“It is important that I’m a mum and not many football managers sit up here and talk about that in the same way. My little boy has been extraordinary to allow me to do this, but it’s challenging for him.
“I think there’s still a lot of work to be done in the women’s game for people with children. We have lives. This is not a selfish decision, this is a selfless decision. This is about putting first some other things in my life and I’m ready for that.”
Aiming for a better work-life balance, Hayes said the flexibility that a national team head coach job can bring would be a massive bonus but maintains that she made the decision based on her needs of her and her family.
“I think picking someone up from school is incredible,” she said. “You can talk about those experiences. I look forward to picking him up from school, taking him to after-school club and doing some other bits.

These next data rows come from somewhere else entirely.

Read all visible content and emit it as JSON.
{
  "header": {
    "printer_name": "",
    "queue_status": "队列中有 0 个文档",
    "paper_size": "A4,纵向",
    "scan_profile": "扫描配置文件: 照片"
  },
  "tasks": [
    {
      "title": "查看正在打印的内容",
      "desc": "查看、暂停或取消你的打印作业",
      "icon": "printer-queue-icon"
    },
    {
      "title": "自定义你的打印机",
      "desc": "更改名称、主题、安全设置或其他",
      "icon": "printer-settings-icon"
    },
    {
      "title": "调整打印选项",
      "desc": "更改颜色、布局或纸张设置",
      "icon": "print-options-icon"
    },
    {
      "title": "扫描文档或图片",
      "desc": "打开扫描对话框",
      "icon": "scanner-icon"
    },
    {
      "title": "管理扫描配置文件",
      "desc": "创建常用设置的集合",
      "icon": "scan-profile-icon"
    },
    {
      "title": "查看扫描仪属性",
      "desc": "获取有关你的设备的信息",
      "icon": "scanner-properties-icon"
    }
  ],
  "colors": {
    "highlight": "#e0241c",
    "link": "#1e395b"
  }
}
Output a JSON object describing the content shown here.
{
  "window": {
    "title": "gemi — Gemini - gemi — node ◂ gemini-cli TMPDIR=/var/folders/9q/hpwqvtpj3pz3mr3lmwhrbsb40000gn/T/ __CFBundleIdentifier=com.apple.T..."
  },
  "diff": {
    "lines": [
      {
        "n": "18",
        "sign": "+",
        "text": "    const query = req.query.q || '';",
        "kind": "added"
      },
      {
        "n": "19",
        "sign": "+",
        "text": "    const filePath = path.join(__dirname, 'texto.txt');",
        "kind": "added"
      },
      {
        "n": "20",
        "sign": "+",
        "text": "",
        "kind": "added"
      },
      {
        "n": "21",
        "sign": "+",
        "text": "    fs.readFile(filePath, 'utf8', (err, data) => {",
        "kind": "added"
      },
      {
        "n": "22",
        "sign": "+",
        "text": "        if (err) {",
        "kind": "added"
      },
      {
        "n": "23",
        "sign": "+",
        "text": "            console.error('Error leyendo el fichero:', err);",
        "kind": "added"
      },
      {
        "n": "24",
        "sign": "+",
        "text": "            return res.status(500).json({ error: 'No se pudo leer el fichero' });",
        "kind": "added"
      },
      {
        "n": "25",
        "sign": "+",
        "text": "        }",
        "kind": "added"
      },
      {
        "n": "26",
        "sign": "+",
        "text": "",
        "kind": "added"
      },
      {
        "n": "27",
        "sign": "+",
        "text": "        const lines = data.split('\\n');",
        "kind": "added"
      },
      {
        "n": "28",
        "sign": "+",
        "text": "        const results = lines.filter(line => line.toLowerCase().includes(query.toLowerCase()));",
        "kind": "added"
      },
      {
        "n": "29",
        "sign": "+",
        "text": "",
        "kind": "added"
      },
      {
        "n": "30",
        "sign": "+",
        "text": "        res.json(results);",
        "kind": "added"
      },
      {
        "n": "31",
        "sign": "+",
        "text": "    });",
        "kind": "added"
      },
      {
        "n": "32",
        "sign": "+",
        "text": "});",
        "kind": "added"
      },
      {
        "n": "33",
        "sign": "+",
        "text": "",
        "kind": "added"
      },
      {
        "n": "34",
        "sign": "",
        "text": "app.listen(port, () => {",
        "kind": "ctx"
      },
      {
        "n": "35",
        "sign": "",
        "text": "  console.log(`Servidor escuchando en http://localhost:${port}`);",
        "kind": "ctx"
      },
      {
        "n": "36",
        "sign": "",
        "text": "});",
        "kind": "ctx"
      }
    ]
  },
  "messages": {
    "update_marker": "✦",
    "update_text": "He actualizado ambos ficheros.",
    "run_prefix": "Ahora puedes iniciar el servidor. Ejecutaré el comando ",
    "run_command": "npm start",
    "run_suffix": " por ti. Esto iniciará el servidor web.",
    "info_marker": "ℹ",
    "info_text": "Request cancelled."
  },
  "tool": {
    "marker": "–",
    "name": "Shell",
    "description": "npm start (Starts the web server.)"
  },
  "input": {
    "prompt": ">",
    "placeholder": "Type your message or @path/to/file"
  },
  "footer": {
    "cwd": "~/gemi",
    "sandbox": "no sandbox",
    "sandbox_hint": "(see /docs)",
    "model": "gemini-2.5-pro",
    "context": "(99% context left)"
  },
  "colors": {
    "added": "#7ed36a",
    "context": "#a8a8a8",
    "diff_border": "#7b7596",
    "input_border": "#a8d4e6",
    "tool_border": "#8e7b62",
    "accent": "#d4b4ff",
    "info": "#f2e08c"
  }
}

Just having a little bit more flexibility.”
The Chelsea boss has won it all. Six WSL titles (plus the 2017 Spring Series), five FA Cups, two League Cups and a Community Shield. While the Champions League trophy has eluded her with the Blues, Hayes did win the competition as an assistant with Arsenal Ladies in 2007.
“This is my club and it will always be,” Hayes reflected. “While I’m sad on many, many levels, I have said to the fans there will be a moment where I’m sat with them in the crowd. I look forward to that. For now, the focus is on the game.”
Hayes revealed that, similar to the success plans she creates for players, she intends to work with assistant manager Paul Green to ensure her successor is equipped to maintain her success.
The formidable manager would not give an indication as to who her successor may be and also declined to respond to rumours of Chelsea’s desire to tie her down to a lifetime contract before her decision to leave: “Conversations that are private between my club remain private on my end and I will maintain that.
“It’s quite unusual that you have one manager in place for 12 years. I didn’t envisage I’d be anywhere else but that’s life and I will be. I know my goal is to make sure I leave this dressing room in the best possible place.
“I know that when I started here it was always my goal to leave it in a better place and I’ll make sure on my way out that I do absolutely everything to make sure this football club stays at the top.”
The 47-year-old confirmed that her players found out about her exit just after the 6-0 win on Saturday, shortly before Chelsea went public with their statement. Hayes left it until after the game to announce her exit, wanting the players to hear it from her due to her exceptionally close relationship with them.
90min understands that Hayes is set to take up a job with the USWNT at the end of the season, but the Chelsea icon opted to remain tight-lipped on her future, although she did elaborate on her previous confession that she dreams of a transition to international management.
“As a little girl I always thought maybe one day that would come,” she added. “For most of us we don’t necessarily fulfil every dream we have.
“I’d probably say that would always be an ambition of mine, to do that. I think I’m just at the point where I have to consider something else, and that’s the position I’m in right now.
“I don’t contemplate anything more than taking these decisions – [they] don’t come easy. For some it might have come as a surprise or a shock last week. I’m putting the team and the club first.
“I want to give our football club the right preparation time so they’re ready to continue after me.”